> > CATEGORY_ID int
> > ..and then @some_plan.category.description whenever I needed to
> >
> Rails@lists.rubyonrails.org
> http://lists.rubyonrails.org/mailman/listinfo/rails
>

I seem to recall from my (incomlete) db theory... something like "4th
(or
5th) degree normalization".  On of the requirements for 4thN is that
there
are no "non-identifying" information in teh database... that means no
primary keys, and composite-column-keys is the only way you get FK's to
work.

Somenoe correct me ?

I have to deal with one accounting db that is this way and it is Soo Soo
painful.

--
59de94a56fd2c198f33d9515d1c05961?d=identicon&s=25 Tom Mornini (Guest)
on 2005-12-16 23:57
(Received via mailing list)
On Dec 16, 2005, at 11:59 AM, Bruce Balmer wrote:

> Just to lend my support to this argument - I can't think of a
> reason why anyone would ever use a meaningful primary key?

I'll second (third?) that!

> Does it save space?  Probably not very much given how cheap space
> is these days does it matter?  Perhaps for a few specialist db's
> that are vast.
>
> Is it quicker? Well, there is one less column to deal with but
> since computers this year are so much faster than last year, does
> it matter?

I think everyone could agree that it's likely FAR FASTER to create an
index and lookup against an index for typical synthetic ID type (INT,
LONG INT)
than a typical real ID (strings, strings everywhere!).

--
-- Tom Mornini
25e11a00a89683f7e01e425a1a6e305c?d=identicon&s=25 Wilson Bilkovich (Guest)
on 2005-12-17 03:32
(Received via mailing list)
On 12/16/05, Tom Mornini <tmornini@infomania.com> wrote:
> On Dec 16, 2005, at 11:59 AM, Bruce Balmer wrote:
>
> > Just to lend my support to this argument - I can't think of a
> > reason why anyone would ever use a meaningful primary key?
>
> I'll second (third?) that!

> I think everyone could agree that it's likely FAR FASTER to create an
> index and lookup against an index for typical synthetic ID type (INT,
> LONG INT)
> than a typical real ID (strings, strings everywhere!).
>
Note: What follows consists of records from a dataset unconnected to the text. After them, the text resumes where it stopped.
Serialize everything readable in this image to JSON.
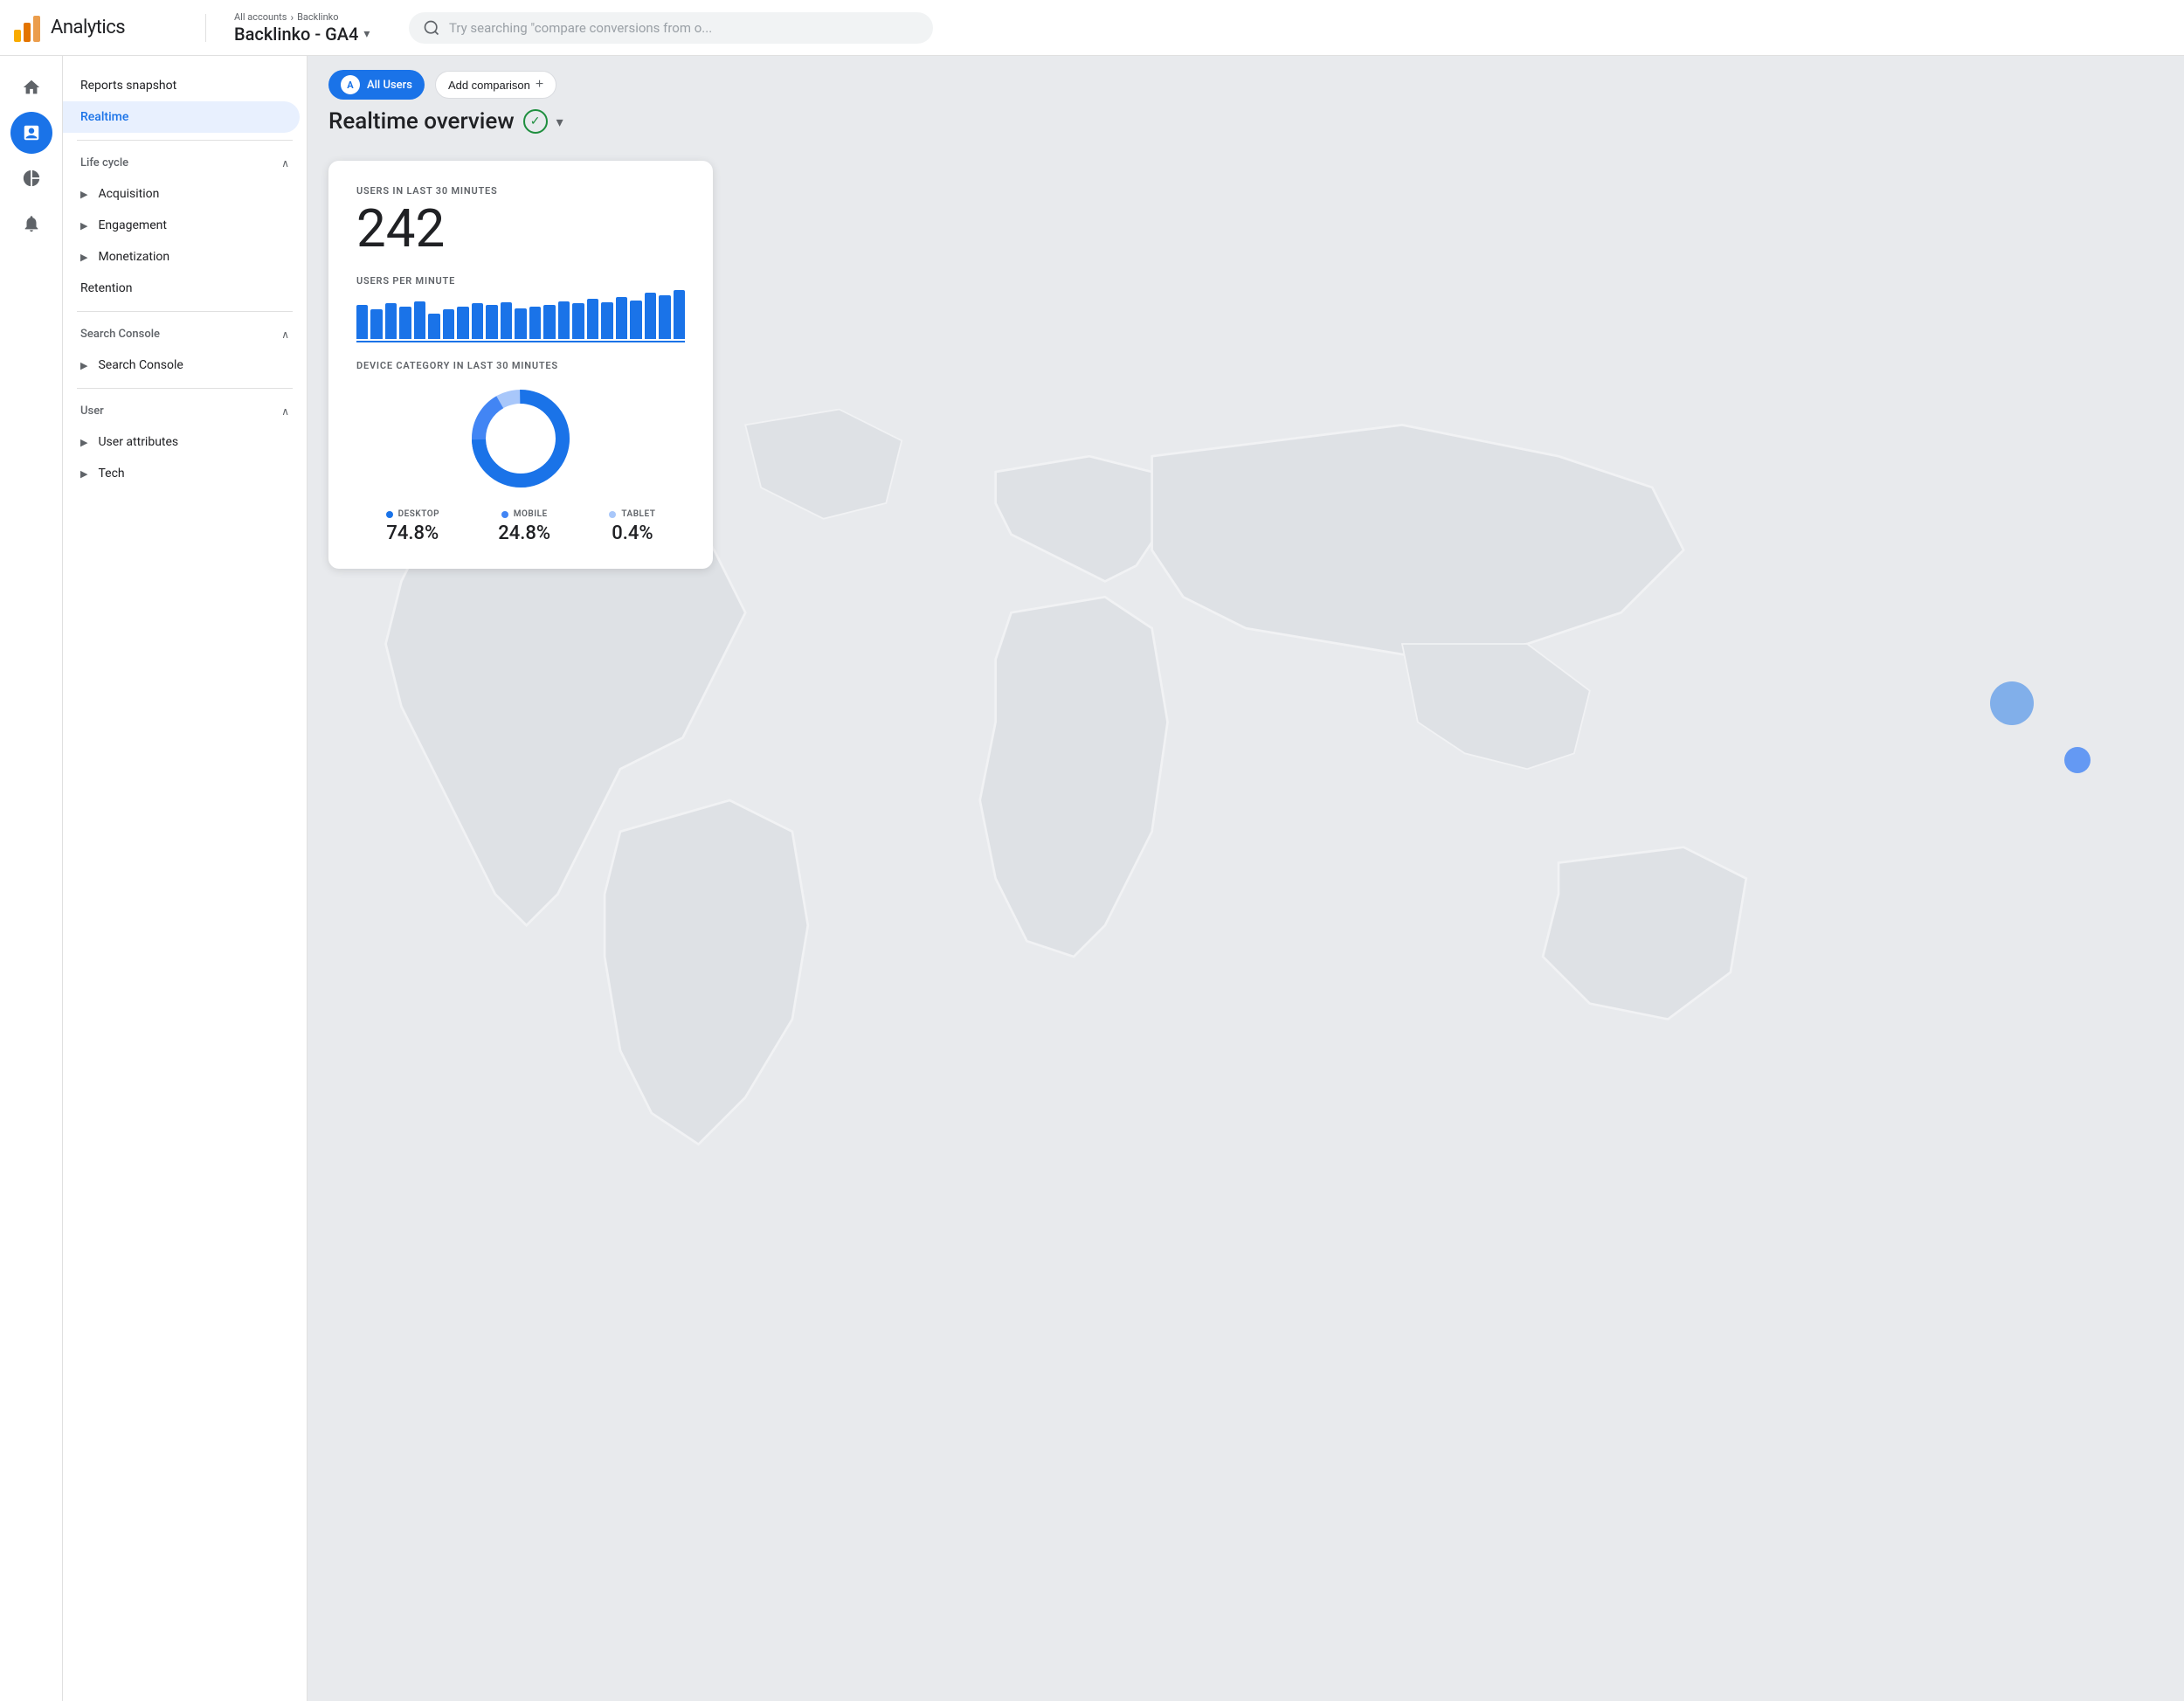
{
  "header": {
    "logo_alt": "Google Analytics logo",
    "title": "Analytics",
    "breadcrumb": {
      "accounts": "All accounts",
      "separator": "›",
      "account_name": "Backlinko"
    },
    "property": "Backlinko - GA4",
    "dropdown_label": "▾",
    "search_placeholder": "Try searching \"compare conversions from o..."
  },
  "icon_nav": [
    {
      "id": "home",
      "icon": "home",
      "active": false
    },
    {
      "id": "reports",
      "icon": "bar-chart",
      "active": true
    },
    {
      "id": "explore",
      "icon": "explore",
      "active": false
    },
    {
      "id": "advertising",
      "icon": "advertising",
      "active": false
    }
  ],
  "sidebar": {
    "reports_snapshot_label": "Reports snapshot",
    "realtime_label": "Realtime",
    "lifecycle": {
      "group_label": "Life cycle",
      "items": [
        {
          "id": "acquisition",
          "label": "Acquisition"
        },
        {
          "id": "engagement",
          "label": "Engagement"
        },
        {
          "id": "monetization",
          "label": "Monetization"
        },
        {
          "id": "retention",
          "label": "Retention"
        }
      ]
    },
    "search_console": {
      "group_label": "Search Console",
      "items": [
        {
          "id": "search-console",
          "label": "Search Console"
        }
      ]
    },
    "user": {
      "group_label": "User",
      "items": [
        {
          "id": "user-attributes",
          "label": "User attributes"
        },
        {
          "id": "tech",
          "label": "Tech"
        }
      ]
    }
  },
  "main": {
    "all_users_label": "All Users",
    "user_chip_avatar": "A",
    "add_comparison_label": "Add comparison",
    "add_comparison_plus": "+",
    "overview_title": "Realtime overview",
    "check_icon": "✓",
    "users_in_30_label": "USERS IN LAST 30 MINUTES",
    "users_count": "242",
    "users_per_minute_label": "USERS PER MINUTE",
    "device_category_label": "DEVICE CATEGORY IN LAST 30 MINUTES",
    "bar_heights": [
      40,
      35,
      42,
      38,
      45,
      30,
      35,
      38,
      42,
      40,
      44,
      36,
      38,
      40,
      45,
      42,
      48,
      44,
      50,
      46,
      55,
      52,
      58
    ],
    "donut": {
      "desktop_pct": 74.8,
      "mobile_pct": 24.8,
      "tablet_pct": 0.4,
      "desktop_color": "#1a73e8",
      "mobile_color": "#4285f4",
      "tablet_color": "#a8c7fa"
    },
    "legend": [
      {
        "id": "desktop",
        "label": "DESKTOP",
        "value": "74.8%",
        "color": "#1a73e8"
      },
      {
        "id": "mobile",
        "label": "MOBILE",
        "value": "24.8%",
        "color": "#4285f4"
      },
      {
        "id": "tablet",
        "label": "TABLET",
        "value": "0.4%",
        "color": "#a8c7fa"
      }
    ]
  }
}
Thanks, everyone. I think you've helped me break myself of the
senseless desire to avoid this join.
If I ever need it to work a different way in some other context, I'll
just do a materialized view for it in the DBMS.
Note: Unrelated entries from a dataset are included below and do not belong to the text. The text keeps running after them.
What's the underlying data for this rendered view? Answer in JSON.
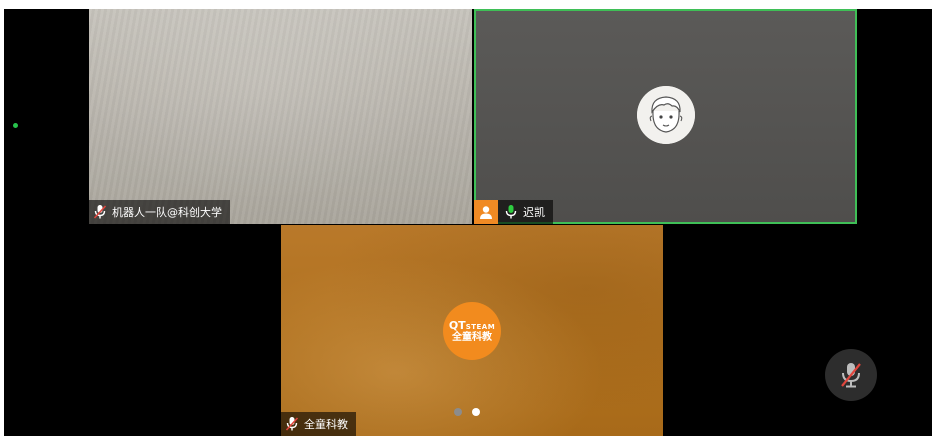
{
  "participants": [
    {
      "name": "机器人一队@科创大学",
      "mic": "muted"
    },
    {
      "name": "迟凯",
      "mic": "active",
      "speaking": true,
      "avatar_icon": "cartoon-face-avatar",
      "badge_icon": "person-icon"
    },
    {
      "name": "全童科教",
      "mic": "muted",
      "logo": {
        "top": "QT",
        "top_small": "STEAM",
        "bottom": "全童科教"
      }
    }
  ],
  "pager": {
    "total": 2,
    "current": 2
  },
  "controls": {
    "mute_icon": "mic-off-icon"
  },
  "colors": {
    "speaking_border": "#3fbf57",
    "badge": "#f08a24",
    "logo": "#f28b1e",
    "mic_active": "#2ecc40",
    "mic_muted_slash": "#e0463d"
  }
}
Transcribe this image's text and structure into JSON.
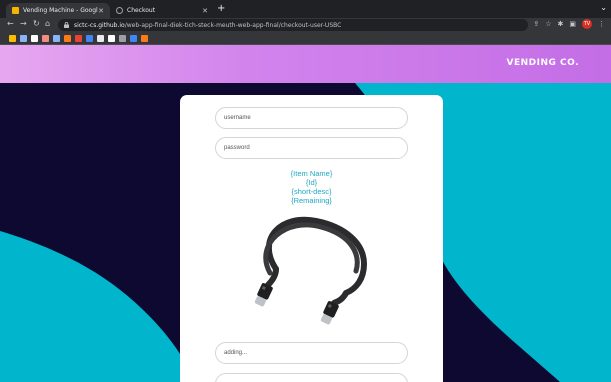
{
  "browser": {
    "tabs": [
      {
        "title": "Vending Machine - Google Sli",
        "favicon_color": "#f4b400",
        "active": true
      },
      {
        "title": "Checkout",
        "favicon_color": "#9aa0a6",
        "active": false
      }
    ],
    "address": {
      "host": "sictc-cs.github.io",
      "path": "/web-app-final-diek-tich-steck-meuth-web-app-final/checkout-user-USBC"
    },
    "profile_initial": "TV",
    "bookmark_colors": [
      "#fbbc04",
      "#8ab4f8",
      "#ffffff",
      "#f28b82",
      "#8ab4f8",
      "#fa7b17",
      "#ea4335",
      "#4285f4",
      "#e8eaed",
      "#ffffff",
      "#9aa0a6",
      "#4285f4",
      "#fa7b17"
    ]
  },
  "site": {
    "brand": "VENDING CO.",
    "form": {
      "username_placeholder": "username",
      "password_placeholder": "password",
      "adding_placeholder": "adding..."
    },
    "item": {
      "name": "{Item Name}",
      "id": "{Id}",
      "short_desc": "{short-desc}",
      "remaining": "{Remaining}",
      "image": "usb-c-cable-icon"
    }
  },
  "colors": {
    "header_start": "#e7a7f0",
    "header_end": "#c46de6",
    "navy": "#0d0930",
    "teal": "#00b5cc",
    "item_text": "#1fa8c4"
  }
}
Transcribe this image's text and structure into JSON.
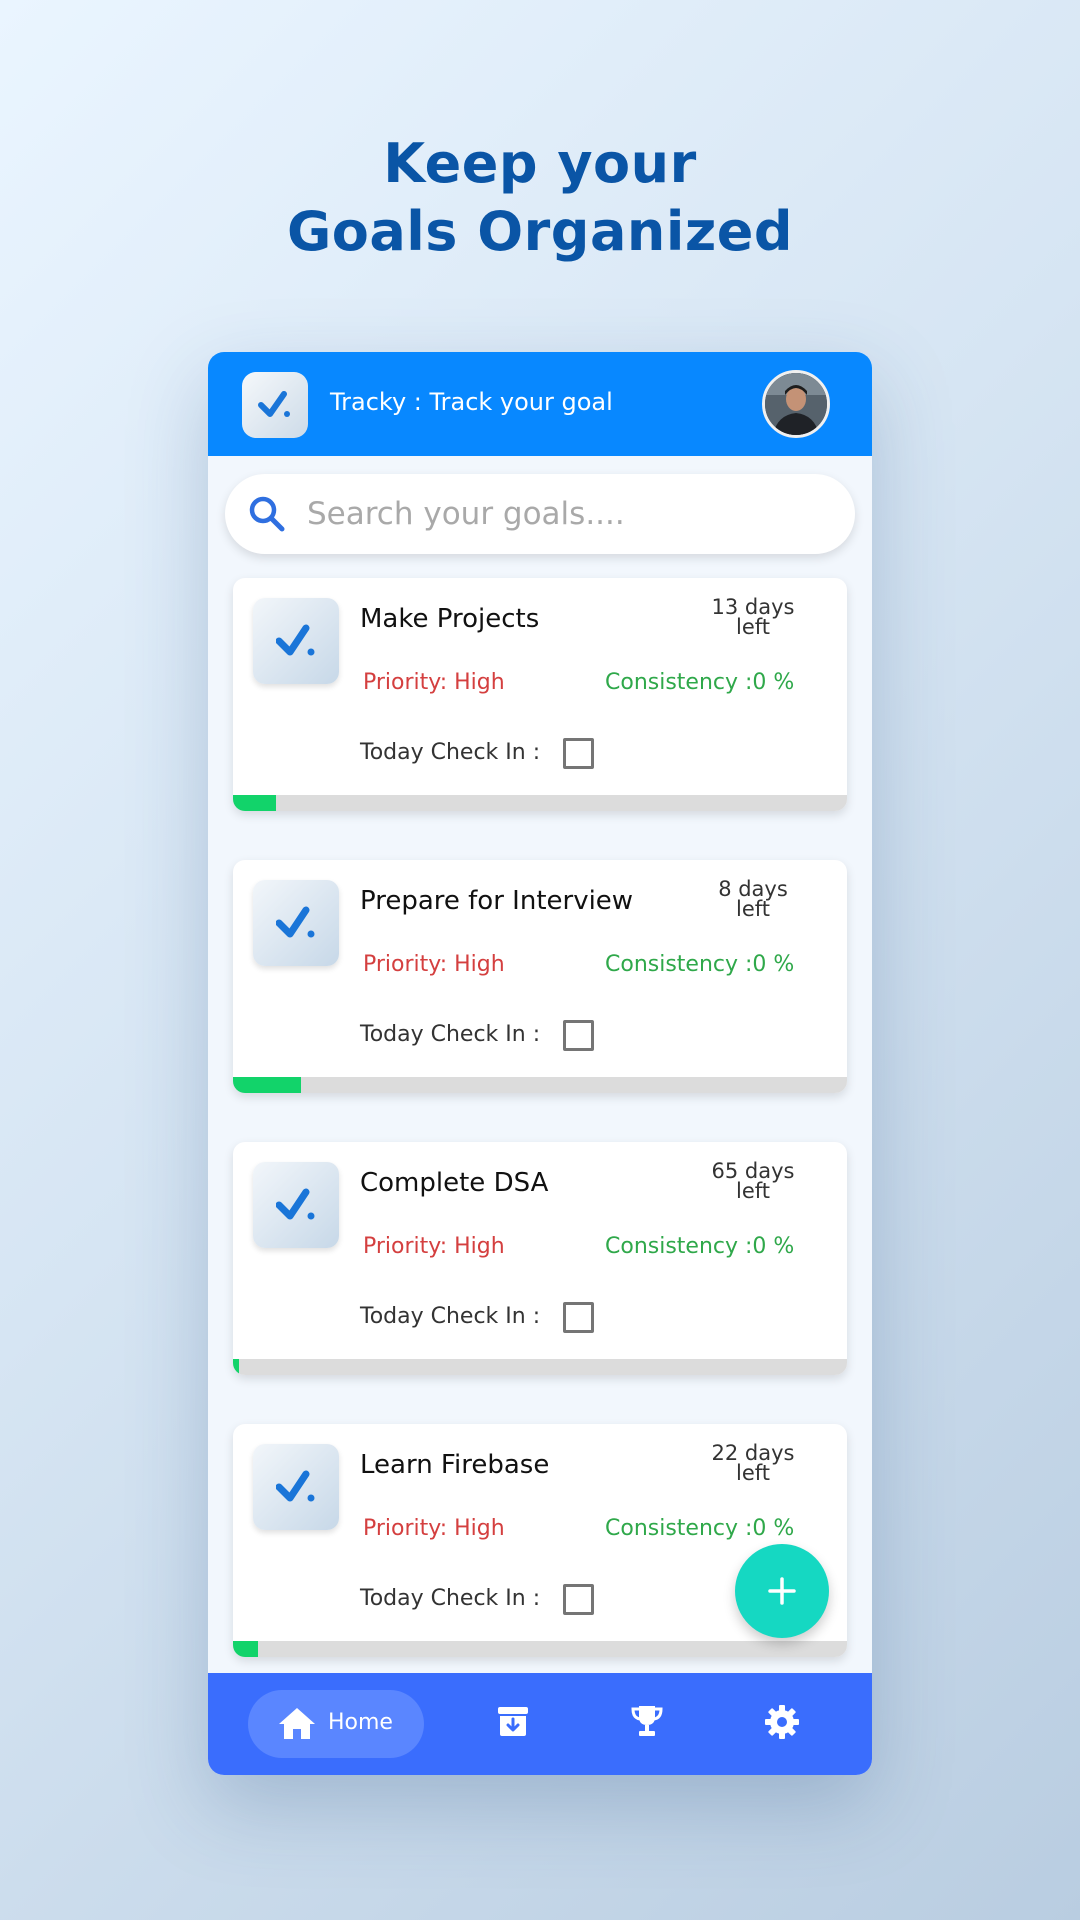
{
  "headline": {
    "line1": "Keep your",
    "line2": "Goals Organized"
  },
  "app": {
    "title": "Tracky : Track your goal"
  },
  "search": {
    "placeholder": "Search your goals...."
  },
  "goals": [
    {
      "title": "Make Projects",
      "days": "13 days",
      "left": "left",
      "priority": "Priority: High",
      "consistency": "Consistency :0 %",
      "checkin": "Today Check In :",
      "progress": 0.07
    },
    {
      "title": "Prepare for Interview",
      "days": "8 days",
      "left": "left",
      "priority": "Priority: High",
      "consistency": "Consistency :0 %",
      "checkin": "Today Check In :",
      "progress": 0.11
    },
    {
      "title": "Complete DSA",
      "days": "65 days",
      "left": "left",
      "priority": "Priority: High",
      "consistency": "Consistency :0 %",
      "checkin": "Today Check In :",
      "progress": 0.01
    },
    {
      "title": "Learn Firebase",
      "days": "22 days",
      "left": "left",
      "priority": "Priority: High",
      "consistency": "Consistency :0 %",
      "checkin": "Today Check In :",
      "progress": 0.04
    }
  ],
  "nav": {
    "home": "Home",
    "icons": [
      "home-icon",
      "archive-icon",
      "trophy-icon",
      "settings-icon"
    ]
  },
  "colors": {
    "appbar": "#0888ff",
    "nav": "#3a6dfd",
    "fab": "#15d8c2",
    "progress": "#12d36a",
    "priority": "#d43f3f",
    "consistency": "#2fa84a",
    "headline": "#0a55a6"
  }
}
--Wilson.
This topic is locked and can not be replied to.